You’ve invested a lot in your oil painting brushes, and one of the best ways to maintain them is to keep them clean, says artist Katie Liddiard. Follow Katie’s step by step process for keeping your brushes in tip-top shape to last many years, if not a lifetime, by cleaning them at the end of each day in the studio.
First, rinse your brush in artist-grade mineral spirits, such as Gamsol or Turpenoid. Get as much paint as you can out of the brush in this rinse, and dry it on a paper towel. Next, using a good soap made for brushes (such as Jack’s Linseed Oil Studio Soap), work the soap into the ferrules of the brush. Oil paint can get trapped underneath the metal ferrule; Katie uses her fingers to try to pull that paint out as she works the soap in. You’ll see the paint seep out from the ferrule. Rinse the brush in water and repeat this process with soap, working it into the bristles as well, until you’ve gotten as much paint as you can out of the brush. Rinse in the used water once more and then in a bowl of fresh water.
Next, Katie recommends getting as much water out of the brush as you can. Start with a paper towel and squeeze the bristles to draw out as much water as possible. If desired, you can then let the brush dry, or dip into a brush restorer product or hair conditioner to help restore some of the oils to the bristles. Dip and reshape your brush and lay it down on a flat surface to dry overnight.
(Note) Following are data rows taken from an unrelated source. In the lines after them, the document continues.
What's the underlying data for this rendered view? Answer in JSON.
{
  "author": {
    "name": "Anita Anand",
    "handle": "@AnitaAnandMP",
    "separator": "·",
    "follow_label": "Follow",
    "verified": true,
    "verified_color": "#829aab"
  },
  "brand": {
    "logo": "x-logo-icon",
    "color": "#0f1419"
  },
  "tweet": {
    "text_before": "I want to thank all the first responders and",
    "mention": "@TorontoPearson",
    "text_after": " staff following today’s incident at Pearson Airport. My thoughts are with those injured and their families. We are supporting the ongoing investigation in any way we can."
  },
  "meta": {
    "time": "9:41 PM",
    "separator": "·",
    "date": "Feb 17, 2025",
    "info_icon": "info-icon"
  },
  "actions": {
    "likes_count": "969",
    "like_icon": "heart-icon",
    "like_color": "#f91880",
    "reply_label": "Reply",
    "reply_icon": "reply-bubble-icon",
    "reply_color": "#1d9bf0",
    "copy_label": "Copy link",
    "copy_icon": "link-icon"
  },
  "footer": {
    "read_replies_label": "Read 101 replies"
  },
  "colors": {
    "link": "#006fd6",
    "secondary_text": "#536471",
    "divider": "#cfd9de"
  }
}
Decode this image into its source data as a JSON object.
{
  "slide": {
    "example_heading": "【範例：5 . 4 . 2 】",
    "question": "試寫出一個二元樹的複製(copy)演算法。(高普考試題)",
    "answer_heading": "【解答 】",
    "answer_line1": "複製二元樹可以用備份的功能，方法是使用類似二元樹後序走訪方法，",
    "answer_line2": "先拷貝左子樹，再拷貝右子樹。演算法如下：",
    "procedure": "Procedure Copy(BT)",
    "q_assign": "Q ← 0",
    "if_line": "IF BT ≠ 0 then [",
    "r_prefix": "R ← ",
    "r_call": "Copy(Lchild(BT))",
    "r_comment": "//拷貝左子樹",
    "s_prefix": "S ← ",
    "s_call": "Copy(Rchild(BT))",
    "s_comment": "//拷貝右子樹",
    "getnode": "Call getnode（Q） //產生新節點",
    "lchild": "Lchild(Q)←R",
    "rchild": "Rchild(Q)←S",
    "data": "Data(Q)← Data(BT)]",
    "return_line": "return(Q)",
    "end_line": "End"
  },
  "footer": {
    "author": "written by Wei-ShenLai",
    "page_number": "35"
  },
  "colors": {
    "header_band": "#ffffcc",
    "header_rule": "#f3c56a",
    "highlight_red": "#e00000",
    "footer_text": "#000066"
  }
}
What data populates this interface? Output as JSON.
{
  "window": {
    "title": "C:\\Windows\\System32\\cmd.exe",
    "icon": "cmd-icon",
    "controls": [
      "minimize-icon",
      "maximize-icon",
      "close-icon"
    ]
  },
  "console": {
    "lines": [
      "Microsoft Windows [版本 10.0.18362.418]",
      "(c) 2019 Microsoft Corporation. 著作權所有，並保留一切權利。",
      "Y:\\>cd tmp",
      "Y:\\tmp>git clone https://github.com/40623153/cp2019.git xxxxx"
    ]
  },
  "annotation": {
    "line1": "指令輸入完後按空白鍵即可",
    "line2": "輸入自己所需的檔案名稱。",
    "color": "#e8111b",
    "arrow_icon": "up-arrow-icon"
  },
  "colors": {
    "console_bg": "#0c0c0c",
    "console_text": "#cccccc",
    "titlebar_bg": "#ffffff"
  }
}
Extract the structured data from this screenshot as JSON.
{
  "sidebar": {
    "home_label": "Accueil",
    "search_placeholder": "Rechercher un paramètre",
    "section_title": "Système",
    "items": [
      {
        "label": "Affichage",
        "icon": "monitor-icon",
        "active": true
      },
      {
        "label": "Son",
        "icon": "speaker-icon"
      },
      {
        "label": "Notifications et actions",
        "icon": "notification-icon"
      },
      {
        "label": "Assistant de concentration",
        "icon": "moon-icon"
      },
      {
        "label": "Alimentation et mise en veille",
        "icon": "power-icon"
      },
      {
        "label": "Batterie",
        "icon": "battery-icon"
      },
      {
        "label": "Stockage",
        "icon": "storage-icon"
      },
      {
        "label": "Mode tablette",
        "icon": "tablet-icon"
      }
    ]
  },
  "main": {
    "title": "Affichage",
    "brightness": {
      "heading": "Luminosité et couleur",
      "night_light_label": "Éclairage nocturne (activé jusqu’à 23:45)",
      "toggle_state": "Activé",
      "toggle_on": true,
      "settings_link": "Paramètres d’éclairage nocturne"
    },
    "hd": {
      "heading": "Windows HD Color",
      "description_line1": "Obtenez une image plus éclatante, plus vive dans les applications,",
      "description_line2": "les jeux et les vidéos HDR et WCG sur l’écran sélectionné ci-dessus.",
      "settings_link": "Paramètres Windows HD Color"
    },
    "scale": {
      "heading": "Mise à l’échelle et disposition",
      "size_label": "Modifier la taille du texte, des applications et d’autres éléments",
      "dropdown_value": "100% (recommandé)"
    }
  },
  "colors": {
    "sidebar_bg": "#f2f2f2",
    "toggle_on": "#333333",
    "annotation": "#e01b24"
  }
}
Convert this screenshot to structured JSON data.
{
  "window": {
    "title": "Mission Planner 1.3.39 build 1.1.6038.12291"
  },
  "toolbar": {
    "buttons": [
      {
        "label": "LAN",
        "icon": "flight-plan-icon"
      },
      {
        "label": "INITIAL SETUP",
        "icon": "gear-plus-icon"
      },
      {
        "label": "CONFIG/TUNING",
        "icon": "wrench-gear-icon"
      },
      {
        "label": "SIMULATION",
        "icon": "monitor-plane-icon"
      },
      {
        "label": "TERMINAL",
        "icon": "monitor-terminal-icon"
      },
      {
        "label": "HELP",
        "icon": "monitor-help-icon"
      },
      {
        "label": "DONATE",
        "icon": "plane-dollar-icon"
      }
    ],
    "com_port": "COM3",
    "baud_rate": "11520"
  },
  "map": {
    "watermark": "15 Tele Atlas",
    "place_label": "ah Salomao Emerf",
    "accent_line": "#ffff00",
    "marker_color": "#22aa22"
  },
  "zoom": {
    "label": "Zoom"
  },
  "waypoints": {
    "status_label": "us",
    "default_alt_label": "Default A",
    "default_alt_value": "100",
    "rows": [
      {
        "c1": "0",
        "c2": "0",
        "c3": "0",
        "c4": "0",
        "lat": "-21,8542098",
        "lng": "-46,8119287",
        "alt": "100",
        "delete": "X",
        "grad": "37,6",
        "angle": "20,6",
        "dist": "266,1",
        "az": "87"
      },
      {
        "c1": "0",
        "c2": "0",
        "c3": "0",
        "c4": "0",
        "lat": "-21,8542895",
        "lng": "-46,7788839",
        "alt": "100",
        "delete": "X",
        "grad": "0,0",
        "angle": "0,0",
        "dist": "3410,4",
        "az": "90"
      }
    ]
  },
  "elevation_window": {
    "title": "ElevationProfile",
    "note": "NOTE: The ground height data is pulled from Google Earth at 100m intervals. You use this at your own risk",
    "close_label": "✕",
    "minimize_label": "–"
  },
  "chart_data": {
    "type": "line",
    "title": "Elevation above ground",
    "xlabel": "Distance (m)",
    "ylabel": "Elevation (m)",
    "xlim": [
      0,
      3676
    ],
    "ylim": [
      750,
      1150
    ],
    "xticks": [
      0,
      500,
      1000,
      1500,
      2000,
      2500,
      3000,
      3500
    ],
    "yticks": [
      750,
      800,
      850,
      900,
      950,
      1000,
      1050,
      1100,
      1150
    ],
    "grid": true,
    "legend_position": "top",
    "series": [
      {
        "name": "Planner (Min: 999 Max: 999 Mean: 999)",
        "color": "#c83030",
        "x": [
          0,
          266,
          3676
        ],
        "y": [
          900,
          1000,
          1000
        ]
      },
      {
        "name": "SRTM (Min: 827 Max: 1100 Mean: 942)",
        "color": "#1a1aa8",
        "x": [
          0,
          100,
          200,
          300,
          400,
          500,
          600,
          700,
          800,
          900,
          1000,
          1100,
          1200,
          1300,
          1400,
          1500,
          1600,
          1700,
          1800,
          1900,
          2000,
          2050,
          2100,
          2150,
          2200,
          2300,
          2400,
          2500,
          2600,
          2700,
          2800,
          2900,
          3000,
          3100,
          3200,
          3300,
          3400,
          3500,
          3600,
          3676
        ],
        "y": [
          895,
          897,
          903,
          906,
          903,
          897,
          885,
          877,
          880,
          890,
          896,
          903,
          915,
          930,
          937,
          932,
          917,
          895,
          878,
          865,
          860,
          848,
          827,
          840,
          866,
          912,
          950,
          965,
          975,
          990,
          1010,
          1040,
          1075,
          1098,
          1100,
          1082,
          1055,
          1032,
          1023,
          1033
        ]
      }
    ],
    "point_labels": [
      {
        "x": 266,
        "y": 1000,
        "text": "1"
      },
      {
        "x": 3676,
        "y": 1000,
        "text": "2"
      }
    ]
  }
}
Clean all of your brushes with this process and they’ll be ready for you to paint with when you return to the studio!